Tuesday, April 26, 2016

When Analysts Surrender

 It’s bad enough when analysts thank CEOs for letting them ask a question on an company earnings call, at least when they do it in a way that goes beyond a simple act of politeness and more towards a cringe-making act of fawning, which too many analysts have a way of doing these days.
 This is, after all, a business: it’s an analyst’s job to ask questions; it’s a CEO’s job to answer them.   Get on with it.
 What’s worse, however—much worse—is when an analyst who asks a good question gets schmoozed by the CEO, and instead of following up and getting an answer, surrenders.
 It happened tonight on the Apple call.
 After thanking the company for “fitting me in” (really?) the analyst asked Tim Cook—all quotes are from the indispensable Seeking Alpha—a very reasonable question about the “top two or three things” that had changed from the previous quarter, when Apple’s CEO was way more bullish about the demand environment for iPhones than it turned out to be.
 Cook’s response turned the question into a math equation:
 “…we did not contemplate or comprehend that we were going to make a $2 billion-plus reduction in channel inventory during this quarter. And so if you factor that in and look at true customer demand, which is the way that we look at it internally, I think you'll find a much more reasonable comparison.
 The analyst jumped on Cook for changing the subject—after all, he said, the fact that you decided to cut $2 billion out of channel inventory must mean you had $2 billion more product in the channel than you expected, which means “true customer demand,” as Cook called it, was $2 billion weaker than plan, right?
 Ha!  We’re joking.
 The analyst did no such thing.   He surrendered.   “Okay, great.  Thank you,” he said, and then asked a softball follow-up.
 Tim Cook took home $10.3 million last year.   He can handle tough questions.
 Personally, I’d like to know why Cook—who gets on his high moral horse every time some politically correct brushfire starts up somewhere in America—gives up without a sound when the Chinese authorities demand the Apple Store stop carrying apps involving the Dalai Lama.
 We know the answer: money.
 Still, it would be fun to ask.
 But don’t hold your breath.

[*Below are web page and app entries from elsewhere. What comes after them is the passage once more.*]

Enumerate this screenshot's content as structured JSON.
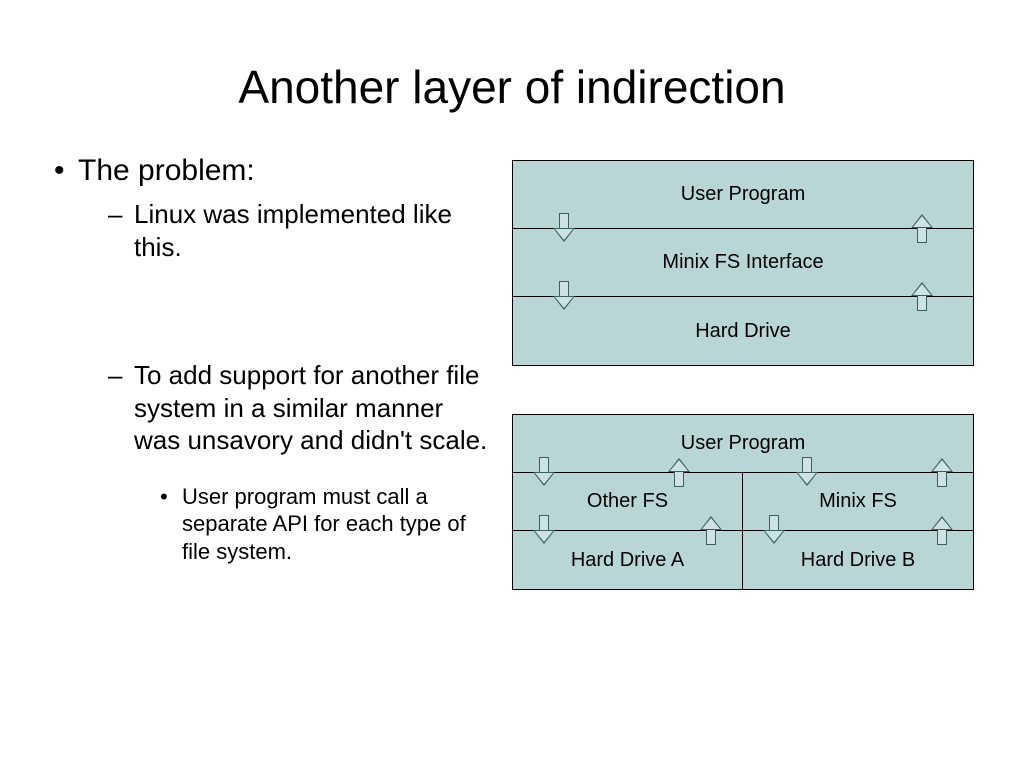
{
  "title": "Another layer of indirection",
  "bullets": {
    "b1": "The problem:",
    "b2a": "Linux was implemented like this.",
    "b2b": "To add support for another file system in a similar manner was unsavory and didn't scale.",
    "b3": "User program must call a separate API for each type of file system."
  },
  "diagram1": {
    "row1": "User Program",
    "row2": "Minix FS Interface",
    "row3": "Hard Drive"
  },
  "diagram2": {
    "row1": "User Program",
    "row2_left": "Other FS",
    "row2_right": "Minix FS",
    "row3_left": "Hard Drive A",
    "row3_right": "Hard Drive B"
  }
}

Jeff Matthews
I Am Not Making This Up

© 2016 NotMakingThisUp, LLC

The content contained in this blog represents only the opinions of Mr. Matthews.   Mr. Matthews also acts as an advisor and clients advised by Mr. Matthews may hold either long or short positions in securities of various companies discussed in the blog based upon Mr. Matthews’ recommendations.  This commentary in no way constitutes investment advice, and should never be relied on in making an investment decision, ever.  Also, this blog is not a solicitation of business by Mr. Matthews: all inquiries will be ignored.  The content herein is intended solely for the entertainment of the reader, and the author.

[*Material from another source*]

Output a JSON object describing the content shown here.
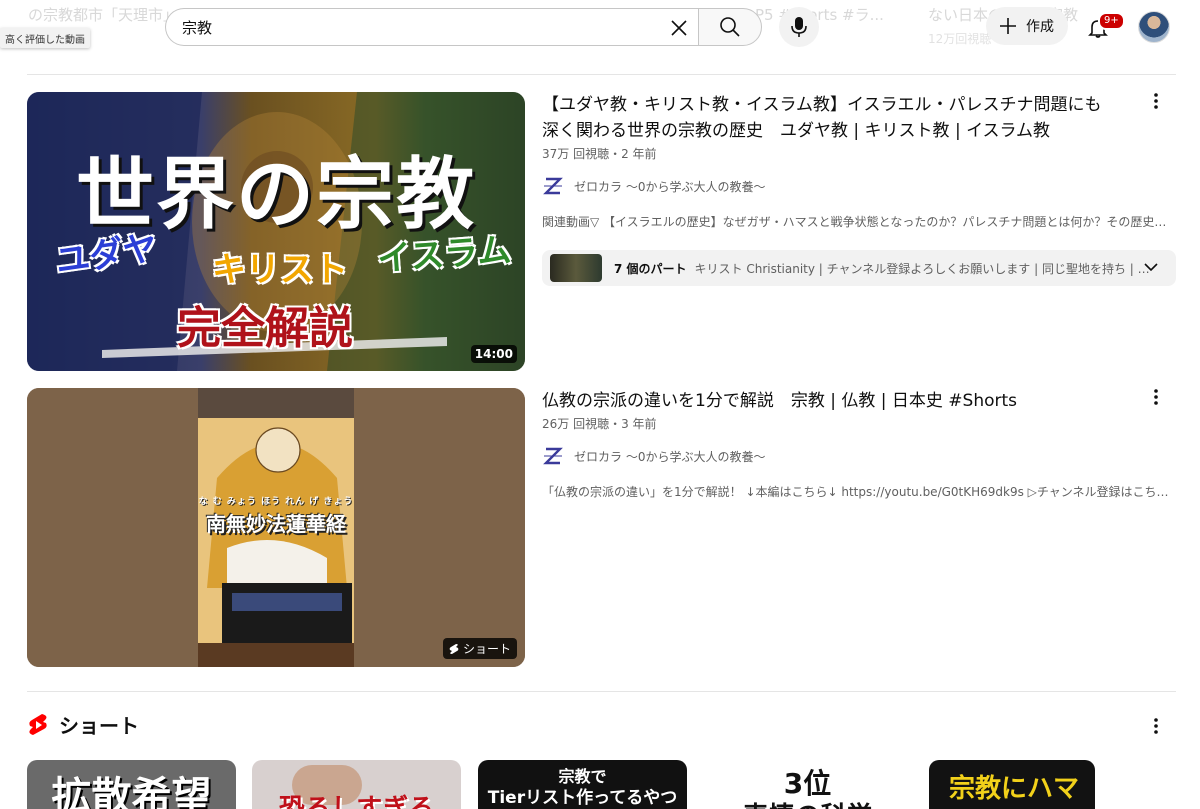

2 comments:

Anonymous said...

Great piece. Speaking of which, why didn't someone ask about automated cars again at the Berkshire meeting? GEICO is #2 now and they bought Van Tuyl and GM stock.

Jeff Matthews said...

Why bother?